▶ _What you have to do_:
Every record below, from first to last: print it exactly as shown.

▶ _Given data_:
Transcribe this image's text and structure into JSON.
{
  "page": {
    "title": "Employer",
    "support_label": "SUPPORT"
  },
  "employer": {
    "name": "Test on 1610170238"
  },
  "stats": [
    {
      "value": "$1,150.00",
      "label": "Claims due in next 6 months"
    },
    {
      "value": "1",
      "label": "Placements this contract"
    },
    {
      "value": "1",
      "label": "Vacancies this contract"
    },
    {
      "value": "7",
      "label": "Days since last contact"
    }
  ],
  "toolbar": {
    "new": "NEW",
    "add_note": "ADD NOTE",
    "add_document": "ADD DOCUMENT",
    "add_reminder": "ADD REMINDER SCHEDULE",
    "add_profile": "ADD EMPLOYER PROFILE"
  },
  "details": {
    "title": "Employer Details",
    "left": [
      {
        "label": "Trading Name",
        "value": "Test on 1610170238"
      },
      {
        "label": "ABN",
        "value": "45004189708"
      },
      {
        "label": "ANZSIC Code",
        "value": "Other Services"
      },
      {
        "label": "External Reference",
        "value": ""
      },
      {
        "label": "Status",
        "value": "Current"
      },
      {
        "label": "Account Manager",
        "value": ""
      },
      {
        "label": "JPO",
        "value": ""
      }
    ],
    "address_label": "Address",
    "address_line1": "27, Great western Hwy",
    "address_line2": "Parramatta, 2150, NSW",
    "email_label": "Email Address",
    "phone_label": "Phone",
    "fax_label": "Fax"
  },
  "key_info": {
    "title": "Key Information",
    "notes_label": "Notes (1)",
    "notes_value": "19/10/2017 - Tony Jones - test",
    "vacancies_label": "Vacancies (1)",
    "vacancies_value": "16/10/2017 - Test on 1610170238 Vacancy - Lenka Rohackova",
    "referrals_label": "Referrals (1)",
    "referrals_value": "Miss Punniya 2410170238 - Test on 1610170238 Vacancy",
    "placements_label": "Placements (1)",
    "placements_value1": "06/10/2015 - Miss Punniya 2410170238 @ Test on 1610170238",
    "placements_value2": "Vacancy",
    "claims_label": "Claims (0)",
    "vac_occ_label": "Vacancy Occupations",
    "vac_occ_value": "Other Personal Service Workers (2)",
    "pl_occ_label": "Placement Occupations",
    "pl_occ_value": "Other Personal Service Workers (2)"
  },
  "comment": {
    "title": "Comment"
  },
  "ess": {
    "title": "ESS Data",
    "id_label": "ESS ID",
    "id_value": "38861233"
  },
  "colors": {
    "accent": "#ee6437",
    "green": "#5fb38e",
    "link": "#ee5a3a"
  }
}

▶ _Expected answer_:
Transcribe this image's text and structure into JSON.
{
  "page": {
    "title": "Employer",
    "support_label": "SUPPORT"
  },
  "employer": {
    "name": "Test on 1610170238"
  },
  "stats": [
    {
      "value": "$1,150.00",
      "label": "Claims due in next 6 months"
    },
    {
      "value": "1",
      "label": "Placements this contract"
    },
    {
      "value": "1",
      "label": "Vacancies this contract"
    },
    {
      "value": "7",
      "label": "Days since last contact"
    }
  ],
  "toolbar": {
    "new": "NEW",
    "add_note": "ADD NOTE",
    "add_document": "ADD DOCUMENT",
    "add_reminder": "ADD REMINDER SCHEDULE",
    "add_profile": "ADD EMPLOYER PROFILE"
  },
  "details": {
    "title": "Employer Details",
    "left": [
      {
        "label": "Trading Name",
        "value": "Test on 1610170238"
      },
      {
        "label": "ABN",
        "value": "45004189708"
      },
      {
        "label": "ANZSIC Code",
        "value": "Other Services"
      },
      {
        "label": "External Reference",
        "value": ""
      },
      {
        "label": "Status",
        "value": "Current"
      },
      {
        "label": "Account Manager",
        "value": ""
      },
      {
        "label": "JPO",
        "value": ""
      }
    ],
    "address_label": "Address",
    "address_line1": "27, Great western Hwy",
    "address_line2": "Parramatta, 2150, NSW",
    "email_label": "Email Address",
    "phone_label": "Phone",
    "fax_label": "Fax"
  },
  "key_info": {
    "title": "Key Information",
    "notes_label": "Notes (1)",
    "notes_value": "19/10/2017 - Tony Jones - test",
    "vacancies_label": "Vacancies (1)",
    "vacancies_value": "16/10/2017 - Test on 1610170238 Vacancy - Lenka Rohackova",
    "referrals_label": "Referrals (1)",
    "referrals_value": "Miss Punniya 2410170238 - Test on 1610170238 Vacancy",
    "placements_label": "Placements (1)",
    "placements_value1": "06/10/2015 - Miss Punniya 2410170238 @ Test on 1610170238",
    "placements_value2": "Vacancy",
    "claims_label": "Claims (0)",
    "vac_occ_label": "Vacancy Occupations",
    "vac_occ_value": "Other Personal Service Workers (2)",
    "pl_occ_label": "Placement Occupations",
    "pl_occ_value": "Other Personal Service Workers (2)"
  },
  "comment": {
    "title": "Comment"
  },
  "ess": {
    "title": "ESS Data",
    "id_label": "ESS ID",
    "id_value": "38861233"
  },
  "colors": {
    "accent": "#ee6437",
    "green": "#5fb38e",
    "link": "#ee5a3a"
  }
}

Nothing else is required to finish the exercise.